In the previous part I talked about how to develop a dynamic activity by changing just the body of the activity. In this post I will show you how to develop a dynamic activity using the DynamicActivity base class. For those who missed part 1, you can find it here: http://blogs.infosupport.com/blogs/willemm/archive/2010/09/27/building-dynamic-activities-in-workflow-foundation-4.aspx
Building a dynamic activity using the DynamicActivity class
Creating an activity based on the DynamicActivity class is a little different from the other scenarios. You can’t actually derive from DynamicActivity, because it’s a sealed class. Instead you need to construct the dynamic activity from a factory class. This makes the DynamicActivity one of the most interesting forms of dynamic activities.
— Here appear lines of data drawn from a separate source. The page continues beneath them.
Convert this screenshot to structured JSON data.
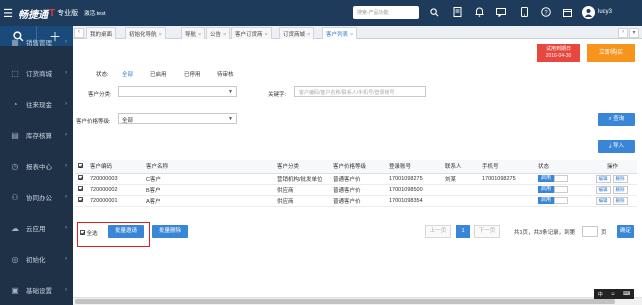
{
  "topbar": {
    "logo": "畅捷通",
    "edition": "专业版",
    "activate": "激活.test",
    "search_placeholder": "搜索-产品功能",
    "username": "lucy3"
  },
  "sidebar": {
    "items": [
      {
        "label": "销售管理",
        "icon": "sales-icon"
      },
      {
        "label": "订货商城",
        "icon": "cart-icon"
      },
      {
        "label": "往来现金",
        "icon": "cash-icon"
      },
      {
        "label": "库存核算",
        "icon": "inventory-icon"
      },
      {
        "label": "报表中心",
        "icon": "report-icon"
      },
      {
        "label": "协同办公",
        "icon": "collab-icon"
      },
      {
        "label": "云应用",
        "icon": "cloud-icon"
      },
      {
        "label": "初始化",
        "icon": "init-icon"
      },
      {
        "label": "基础设置",
        "icon": "settings-icon"
      }
    ]
  },
  "tabs": [
    {
      "label": "我的桌面",
      "closable": false
    },
    {
      "label": "初始化导航",
      "closable": true
    },
    {
      "label": "导航",
      "closable": true
    },
    {
      "label": "公告",
      "closable": true
    },
    {
      "label": "客户订货商",
      "closable": true
    },
    {
      "label": "订货商城",
      "closable": true
    },
    {
      "label": "客户列表",
      "closable": true,
      "active": true
    }
  ],
  "promo": {
    "trial_line1": "试用到期日",
    "trial_line2": "2016-04-30",
    "buy": "立即购买"
  },
  "filters": {
    "status_label": "状态:",
    "status_options": [
      "全部",
      "已启用",
      "已停用",
      "待审核"
    ],
    "category_label": "客户分类:",
    "keyword_label": "关键字:",
    "keyword_placeholder": "客户编码/客户名称/联系人/手机号/登录账号",
    "price_level_label": "客户价格等级:",
    "price_level_value": "全部",
    "query_button": "查询",
    "import_button": "导入"
  },
  "table": {
    "headers": [
      "客户编码",
      "客户名称",
      "客户分类",
      "客户价格等级",
      "登录账号",
      "联系人",
      "手机号",
      "状态",
      "操作"
    ],
    "rows": [
      {
        "code": "720000003",
        "name": "C客户",
        "category": "营销机构/批发单位",
        "price_level": "普通客户价",
        "account": "17001098275",
        "contact": "刘某",
        "phone": "17001098275",
        "status": "启用",
        "edit": "编辑",
        "delete": "删除"
      },
      {
        "code": "720000002",
        "name": "B客户",
        "category": "供应商",
        "price_level": "普通客户价",
        "account": "17001098500",
        "contact": "",
        "phone": "",
        "status": "启用",
        "edit": "编辑",
        "delete": "删除"
      },
      {
        "code": "720000001",
        "name": "A客户",
        "category": "供应商",
        "price_level": "普通客户价",
        "account": "17001098354",
        "contact": "",
        "phone": "",
        "status": "启用",
        "edit": "编辑",
        "delete": "删除"
      }
    ]
  },
  "footer": {
    "select_all": "全选",
    "batch_invite": "批量邀请",
    "batch_delete": "批量删除",
    "prev_page": "上一页",
    "current_page": "1",
    "next_page": "下一页",
    "summary": "共1页，共3条记录，到第",
    "page_unit": "页",
    "goto_button": "确定"
  }
}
To understand how the process of creating a dynamic activity works, you first need to know a little something about the workflow designer in Visual Studio 2010. There are two types of things you can drop onto the workflow designer service. First there’s activities, when you drop those onto the designer, they will get integrated into the workflow you’re designing. There’s nothing special to this scenario as you might expect. The second thing you can drop onto the designer is an instance of IActivityTemplateFactory. This is a special kind of object, that doesn’t represent an activity, but instead produces an activity that the designer will integrate into the workflow you’re designing.
To build an activity that derives from DynamicActivity you need to create a class that implements the IActivityTemplateFactory interface. The basic implementation of such an activity factory looks like the sample below:
1: public class DynamicSendAndReceiveReply : IActivityTemplateFactory
3: /// <summary>
4: /// Creates the dynamic receive and send activity
5: /// </summary>
6: /// <param name="target">The target.</param>
7: /// <returns></returns>
8: public System.Activities.Activity Create(System.Windows.DependencyObject target)
10: SelectOperationDialog dlg = new SelectOperationDialog();
12: if (dlg.ShowDialog() == true)
14: DynamicActivity dynamicSendActivity = new DynamicActivity
16: Implementation = () => CreateSendActivity()
19: DynamicActivity dynamicReceiveActivity = new DynamicActivity
21: Implementation = () => CreateReceiveActivity()
24: Sequence result = new Sequence
26: Activities =
33: return result;
36: return null;
39: // ... The rest of the factory class
Within the activity factory you can a wide range of things. For example, you can ask the user to select a WCF service contract and operation and generate the right activity with a specific implementation and properties to invoke the selected method on the WCF service.
Features you will get by using the DynamicActivity class
Creating a DynamicActivity using the method described in the previous section allows two things. First you can define the implementation based on the input provided by the developer who dragged the activity template factory onto the designer. Second you can modify the parameters of the activity based on the input from the developer. In short, this method of building a dynamic activity is very powerful.
Limitations imposed by this design
There’s one down side to this method of building a dynamic activity. Once the template factory produced the activity, it can’t be changed. Unless the developer deletes the activity from the workflow and drags a new instance of the activity template factory from the toolbox onto the designer.
In this part I talked about building a dynamic activity using the DynamicActivity class and the IActivityTemplateFactory class. It offers a powerful mechanism to build dynamic activities, with not a lot of complexity in terms of components needed to provide a good development experience.
In the next part I will show you one last method to build a dynamic activity.